Edinburgh’s tram link between Leith and Newhaven is to be running before the end of June, the project’s boss has confirmed.
George Lowder, the chief executive of Transport for Edinburgh, revealed the planned opening date of June 21 at a tourism summit in the capital, The Scotsman reported.
The tram line extension, which has cost £207m, was previously said to be on schedule to open by “spring 2023.”
Speaking at the Edinburgh Tourism Action Group (ETAG) conference, Mr Lowder suggested people could expect the extended tram service to be operational by the date, but insisted it would still count as “late spring.”
Mr Lowder said: “Later this month, we will switch the power off for about a week’s time, trams will have to turn at Shandwick Place. As soon as the two systems are linked up, Lea and the team will start running trams to Newhaven.
“They will actually be walked in the first instance, to make sure that the tram fits and gets around all the bends. We will bring it back up and do it a bit faster, then put some people on it and then, in late spring, we’ll be into service.”
He added the Granton link was likely to be pursued next because it would be the easiest to achieve.
The line, travelling between Haymarket and Granton, was originally envisaged as part of the tram project but had to be shelved due to a lack of available funding.
Mr Lowder added: “The really big question is ‘where next?’ We’ve always said the tram should be the backbone of Edinburgh’s public transport system and served by the bus service, which would then be increasingly recast to bring people to the tram, which then becomes the principle mass-transit mode of transport through the city.
“We definitely want to link the two big developments in the north and south of the city – the Granton waterfront and the bioquarter.
“I don’t want to pre-empt the work the council’s doing at the moment. An options appraisal will come back by the end of 2023, looking at all alignments, deliverability and other considerations like economic and environmental benefits.
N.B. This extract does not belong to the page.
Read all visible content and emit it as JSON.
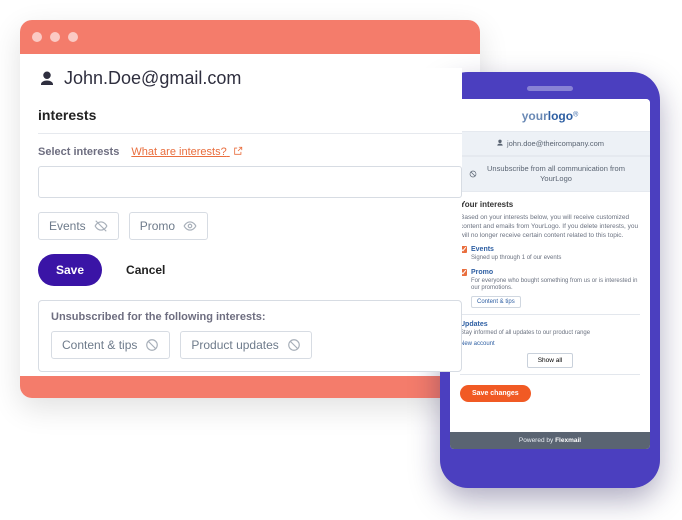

“However we would say ‘do the easy bit first.’ From our perspective, that’s the Granton spur, for which we have permissions and would be less expensive than going to the south-east.
“It goes down what was an urban railway, the alignment is relatively straightforward and the majority is off-road.
“It also makes sense from a visitor economy perspective if we are trying to get people beyond the city centre and opening up the waterfront.
“From our perspective, we should go to Granton first before we work out how to go to the south-east.”